Stored data:
════════

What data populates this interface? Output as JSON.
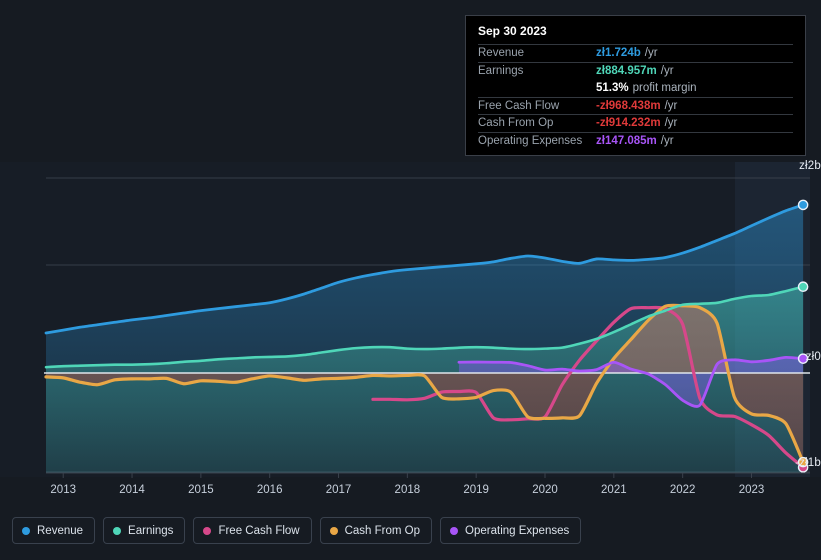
{
  "tooltip": {
    "date": "Sep 30 2023",
    "rows": [
      {
        "key": "Revenue",
        "value": "zł1.724b",
        "unit": "/yr",
        "color": "#2e9bdf"
      },
      {
        "key": "Earnings",
        "value": "zł884.957m",
        "unit": "/yr",
        "color": "#4fd6b8"
      },
      {
        "key": "",
        "value": "51.3%",
        "unit": "profit margin",
        "color": "#ffffff"
      },
      {
        "key": "Free Cash Flow",
        "value": "-zł968.438m",
        "unit": "/yr",
        "color": "#e03a3a"
      },
      {
        "key": "Cash From Op",
        "value": "-zł914.232m",
        "unit": "/yr",
        "color": "#e03a3a"
      },
      {
        "key": "Operating Expenses",
        "value": "zł147.085m",
        "unit": "/yr",
        "color": "#a855f7"
      }
    ]
  },
  "legend": [
    {
      "label": "Revenue",
      "color": "#2e9bdf"
    },
    {
      "label": "Earnings",
      "color": "#4fd6b8"
    },
    {
      "label": "Free Cash Flow",
      "color": "#d6488a"
    },
    {
      "label": "Cash From Op",
      "color": "#e9a746"
    },
    {
      "label": "Operating Expenses",
      "color": "#a855f7"
    }
  ],
  "axes": {
    "y_ticks": [
      {
        "label": "zł2b",
        "value": 2000
      },
      {
        "label": "zł0",
        "value": 0
      },
      {
        "label": "-zł1b",
        "value": -1000
      }
    ],
    "x_ticks": [
      "2013",
      "2014",
      "2015",
      "2016",
      "2017",
      "2018",
      "2019",
      "2020",
      "2021",
      "2022",
      "2023"
    ]
  },
  "chart_data": {
    "type": "area",
    "title": "",
    "xlabel": "",
    "ylabel": "",
    "currency": "zł",
    "unit": "millions",
    "ylim": [
      -1200,
      2100
    ],
    "xlim": [
      2012.75,
      2023.85
    ],
    "grid": true,
    "legend_position": "bottom",
    "x": [
      2012.75,
      2013.0,
      2013.25,
      2013.5,
      2013.75,
      2014.0,
      2014.25,
      2014.5,
      2014.75,
      2015.0,
      2015.25,
      2015.5,
      2015.75,
      2016.0,
      2016.25,
      2016.5,
      2016.75,
      2017.0,
      2017.25,
      2017.5,
      2017.75,
      2018.0,
      2018.25,
      2018.5,
      2018.75,
      2019.0,
      2019.25,
      2019.5,
      2019.75,
      2020.0,
      2020.25,
      2020.5,
      2020.75,
      2021.0,
      2021.25,
      2021.5,
      2021.75,
      2022.0,
      2022.25,
      2022.5,
      2022.75,
      2023.0,
      2023.25,
      2023.5,
      2023.75
    ],
    "series": [
      {
        "name": "Revenue",
        "color": "#2e9bdf",
        "values": [
          410,
          440,
          470,
          495,
          520,
          545,
          565,
          590,
          615,
          640,
          660,
          680,
          700,
          720,
          760,
          810,
          870,
          930,
          975,
          1010,
          1040,
          1060,
          1075,
          1090,
          1105,
          1120,
          1140,
          1175,
          1200,
          1180,
          1145,
          1125,
          1170,
          1160,
          1155,
          1165,
          1185,
          1230,
          1290,
          1360,
          1430,
          1510,
          1590,
          1665,
          1724
        ]
      },
      {
        "name": "Earnings",
        "color": "#4fd6b8",
        "values": [
          60,
          70,
          75,
          80,
          85,
          85,
          90,
          100,
          115,
          125,
          140,
          150,
          160,
          165,
          170,
          185,
          210,
          235,
          255,
          265,
          265,
          250,
          245,
          250,
          260,
          265,
          260,
          250,
          245,
          250,
          260,
          300,
          350,
          420,
          500,
          580,
          640,
          700,
          710,
          720,
          760,
          790,
          800,
          840,
          885
        ]
      },
      {
        "name": "Free Cash Flow",
        "color": "#d6488a",
        "values": [
          null,
          null,
          null,
          null,
          null,
          null,
          null,
          null,
          null,
          null,
          null,
          null,
          null,
          null,
          null,
          null,
          null,
          null,
          null,
          -270,
          -270,
          -275,
          -260,
          -195,
          -190,
          -200,
          -460,
          -480,
          -470,
          -450,
          -120,
          130,
          330,
          520,
          660,
          670,
          660,
          500,
          -260,
          -430,
          -445,
          -530,
          -640,
          -820,
          -968
        ]
      },
      {
        "name": "Cash From Op",
        "color": "#e9a746",
        "values": [
          -40,
          -50,
          -95,
          -120,
          -70,
          -60,
          -60,
          -55,
          -110,
          -80,
          -85,
          -95,
          -60,
          -30,
          -50,
          -75,
          -60,
          -55,
          -45,
          -25,
          -30,
          -25,
          -30,
          -250,
          -265,
          -250,
          -180,
          -195,
          -450,
          -465,
          -460,
          -440,
          -105,
          150,
          345,
          540,
          685,
          690,
          670,
          510,
          -245,
          -420,
          -435,
          -520,
          -914
        ]
      },
      {
        "name": "Operating Expenses",
        "color": "#a855f7",
        "values": [
          null,
          null,
          null,
          null,
          null,
          null,
          null,
          null,
          null,
          null,
          null,
          null,
          null,
          null,
          null,
          null,
          null,
          null,
          null,
          null,
          null,
          null,
          null,
          null,
          110,
          112,
          110,
          108,
          75,
          30,
          40,
          20,
          35,
          110,
          40,
          -10,
          -120,
          -280,
          -330,
          90,
          135,
          115,
          130,
          160,
          147
        ]
      }
    ]
  }
}
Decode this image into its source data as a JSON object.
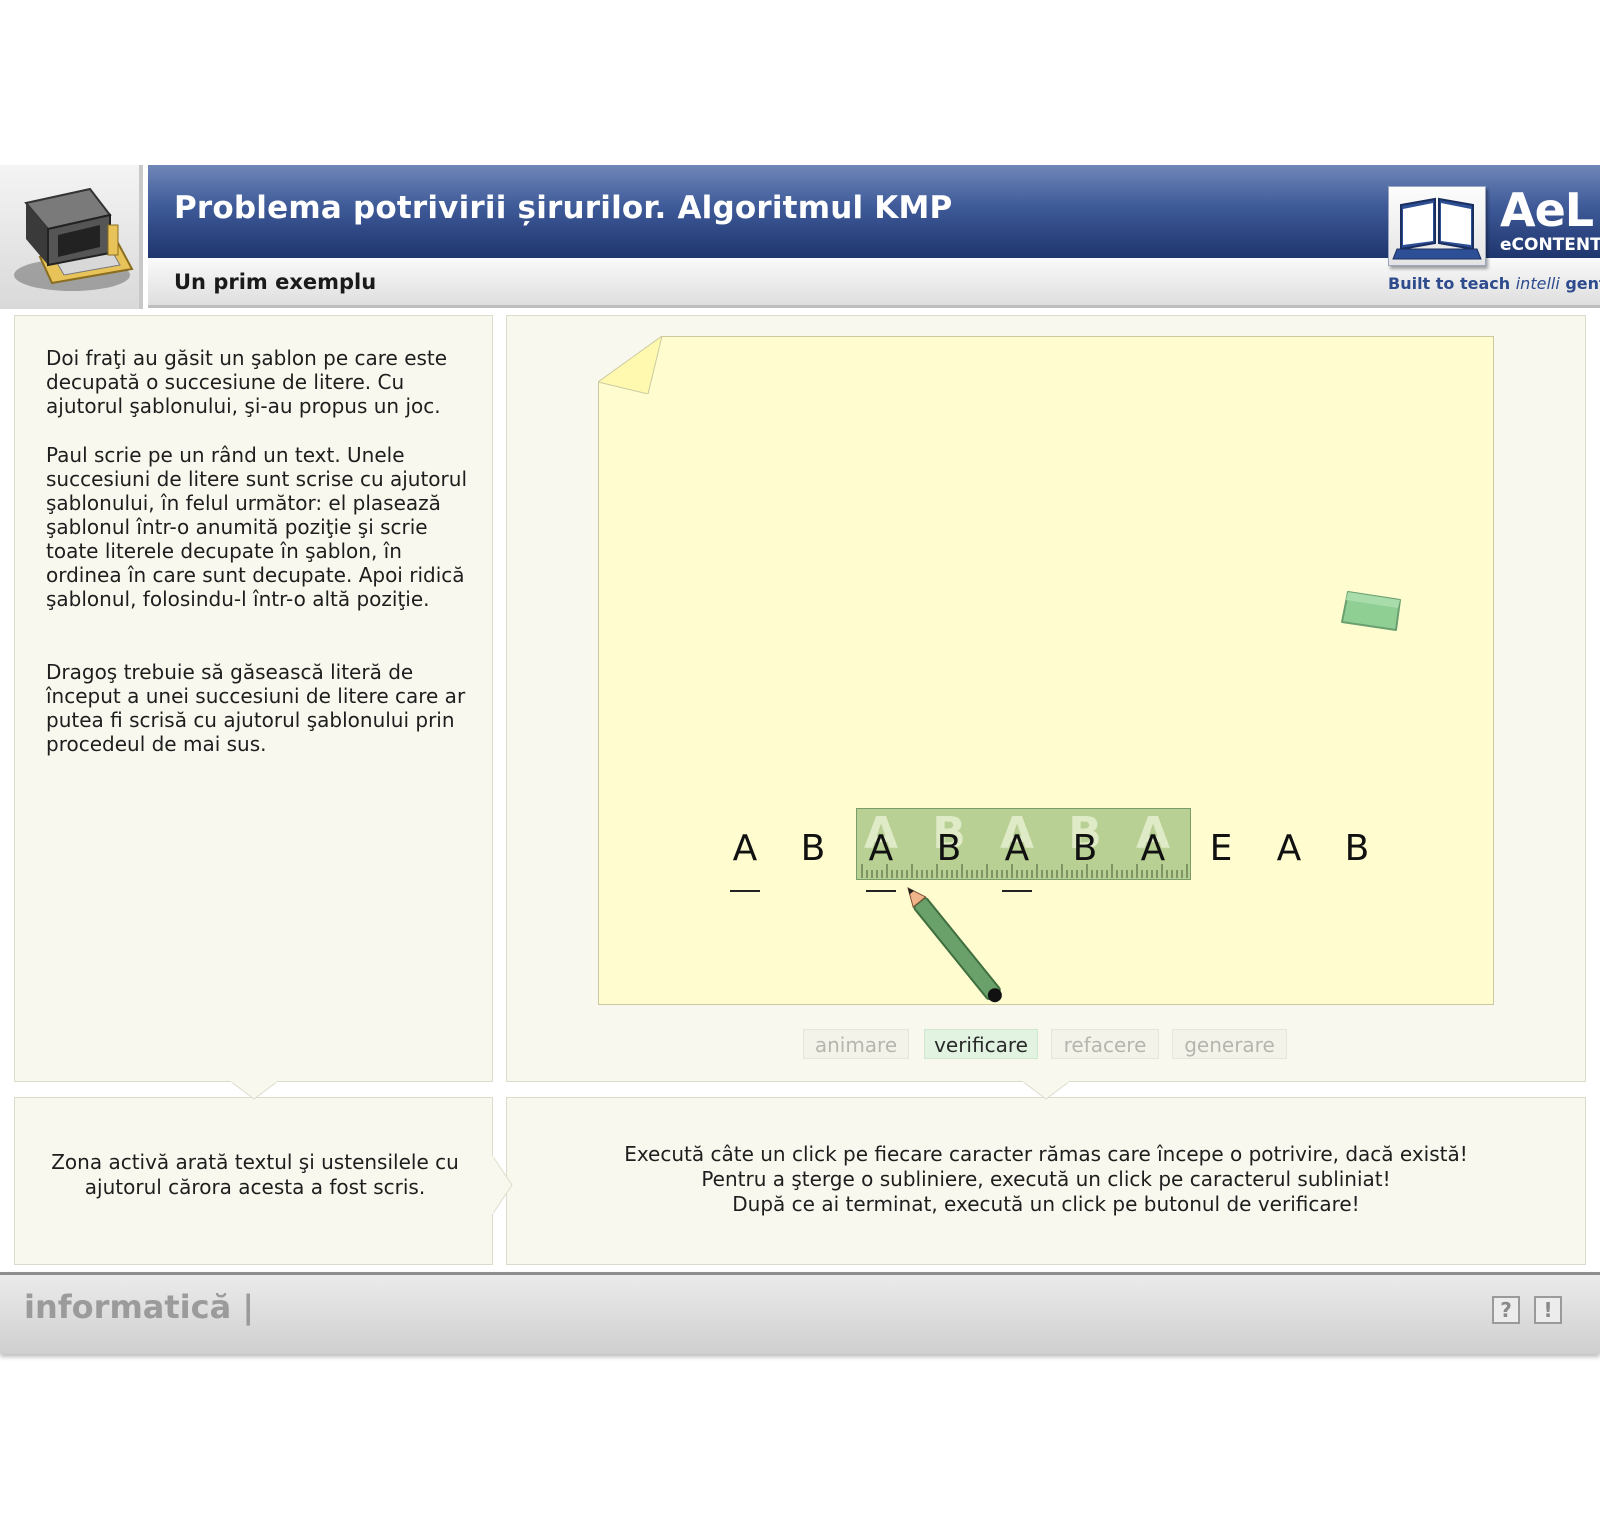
{
  "header": {
    "title": "Problema potrivirii șirurilor. Algoritmul KMP",
    "subtitle": "Un prim exemplu",
    "brand": "AeL",
    "brand_sub": "eCONTENT",
    "tagline_prefix": "Built to teach ",
    "tagline_italic": "intelli",
    "tagline_suffix": " gently"
  },
  "left_panel": {
    "paragraphs": [
      "Doi fraţi au găsit un şablon pe care este decupată o succesiune de litere. Cu ajutorul şablonului, şi-au propus un joc.",
      "Paul scrie pe un rând un text. Unele succesiuni de litere sunt scrise cu ajutorul şablonului, în felul următor: el plasează şablonul într-o anumită poziţie şi scrie toate literele decupate în şablon, în ordinea în care sunt decupate. Apoi ridică şablonul, folosindu-l într-o altă poziţie.",
      "Dragoş trebuie să găsească  literă de început a unei succesiuni de litere care ar putea fi scrisă cu ajutorul şablonului prin procedeul de mai sus."
    ],
    "hint": "Zona activă arată textul şi ustensilele cu ajutorul cărora acesta a fost scris."
  },
  "workspace": {
    "letters": [
      "A",
      "B",
      "A",
      "B",
      "A",
      "B",
      "A",
      "E",
      "A",
      "B"
    ],
    "underlined": [
      0,
      2,
      4
    ],
    "stencil_letters": [
      "A",
      "B",
      "A",
      "B",
      "A"
    ],
    "stencil_start": 2
  },
  "buttons": [
    {
      "label": "animare",
      "active": false
    },
    {
      "label": "verificare",
      "active": true
    },
    {
      "label": "refacere",
      "active": false
    },
    {
      "label": "generare",
      "active": false
    }
  ],
  "instructions": [
    "Execută câte un click pe fiecare caracter rămas care începe o potrivire, dacă există!",
    "Pentru a şterge o subliniere, execută un click pe caracterul subliniat!",
    "După ce ai terminat, execută un click pe butonul de verificare!"
  ],
  "footer": {
    "subject": "informatică",
    "separator": "|",
    "help_label": "?",
    "alert_label": "!"
  },
  "colors": {
    "header_blue": "#2d4b8d",
    "paper": "#fffdd0",
    "stencil": "#8cb46e",
    "active_button": "#e2f3e2"
  }
}
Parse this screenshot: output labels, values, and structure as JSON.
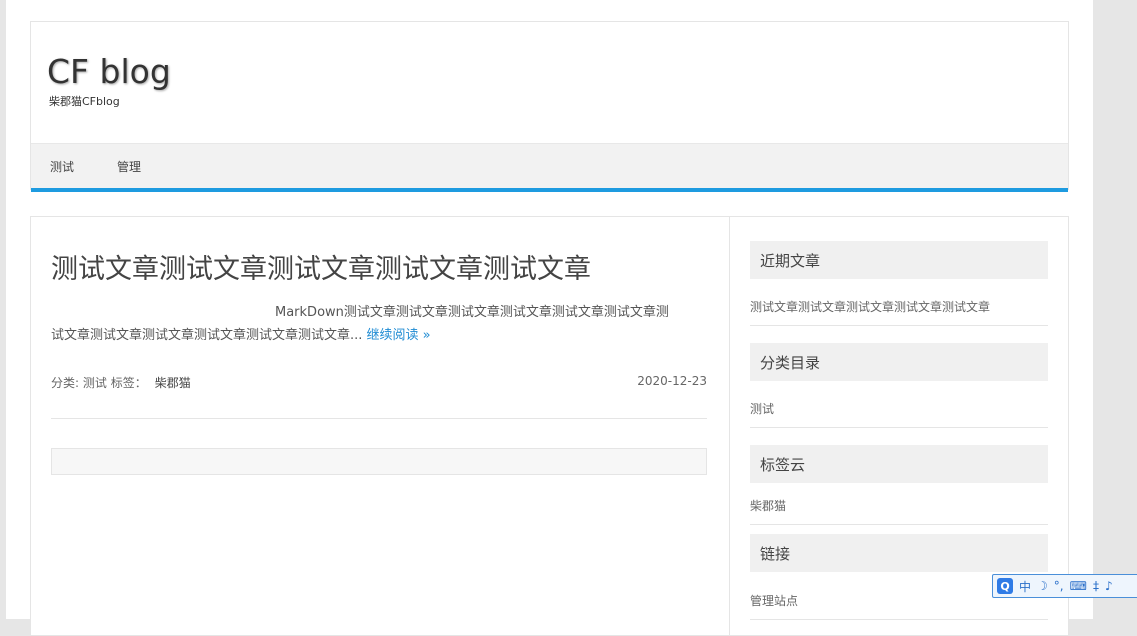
{
  "site": {
    "title": "CF blog",
    "description": "柴郡猫CFblog"
  },
  "nav": {
    "items": [
      {
        "label": "测试"
      },
      {
        "label": "管理"
      }
    ]
  },
  "post": {
    "title": "测试文章测试文章测试文章测试文章测试文章",
    "excerpt_line1": "MarkDown测试文章测试文章测试文章测试文章测试文章测试文章测",
    "excerpt_line2": "试文章测试文章测试文章测试文章测试文章测试文章...",
    "read_more": "继续阅读 »",
    "category_label": "分类:",
    "category": "测试",
    "tags_label": "标签：",
    "tag": "柴郡猫",
    "date": "2020-12-23"
  },
  "sidebar": {
    "recent": {
      "title": "近期文章",
      "items": [
        "测试文章测试文章测试文章测试文章测试文章"
      ]
    },
    "categories": {
      "title": "分类目录",
      "items": [
        "测试"
      ]
    },
    "tags": {
      "title": "标签云",
      "items": [
        "柴郡猫"
      ]
    },
    "links": {
      "title": "链接",
      "items": [
        "管理站点"
      ]
    }
  },
  "ime": {
    "logo": "Q",
    "mode": "中",
    "moon_icon": "☽",
    "punct": "°,",
    "keyboard_icon": "⌨",
    "width_icon": "‡",
    "more_icon": "♪"
  },
  "colors": {
    "accent": "#1e9be0",
    "link": "#1e8bd3"
  }
}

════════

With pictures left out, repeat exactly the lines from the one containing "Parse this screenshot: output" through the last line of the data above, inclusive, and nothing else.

Parse this screenshot: output labels, values, and structure as JSON.
{
  "site": {
    "title": "CF blog",
    "description": "柴郡猫CFblog"
  },
  "nav": {
    "items": [
      {
        "label": "测试"
      },
      {
        "label": "管理"
      }
    ]
  },
  "post": {
    "title": "测试文章测试文章测试文章测试文章测试文章",
    "excerpt_line1": "MarkDown测试文章测试文章测试文章测试文章测试文章测试文章测",
    "excerpt_line2": "试文章测试文章测试文章测试文章测试文章测试文章...",
    "read_more": "继续阅读 »",
    "category_label": "分类:",
    "category": "测试",
    "tags_label": "标签：",
    "tag": "柴郡猫",
    "date": "2020-12-23"
  },
  "sidebar": {
    "recent": {
      "title": "近期文章",
      "items": [
        "测试文章测试文章测试文章测试文章测试文章"
      ]
    },
    "categories": {
      "title": "分类目录",
      "items": [
        "测试"
      ]
    },
    "tags": {
      "title": "标签云",
      "items": [
        "柴郡猫"
      ]
    },
    "links": {
      "title": "链接",
      "items": [
        "管理站点"
      ]
    }
  },
  "ime": {
    "logo": "Q",
    "mode": "中",
    "moon_icon": "☽",
    "punct": "°,",
    "keyboard_icon": "⌨",
    "width_icon": "‡",
    "more_icon": "♪"
  },
  "colors": {
    "accent": "#1e9be0",
    "link": "#1e8bd3"
  }
}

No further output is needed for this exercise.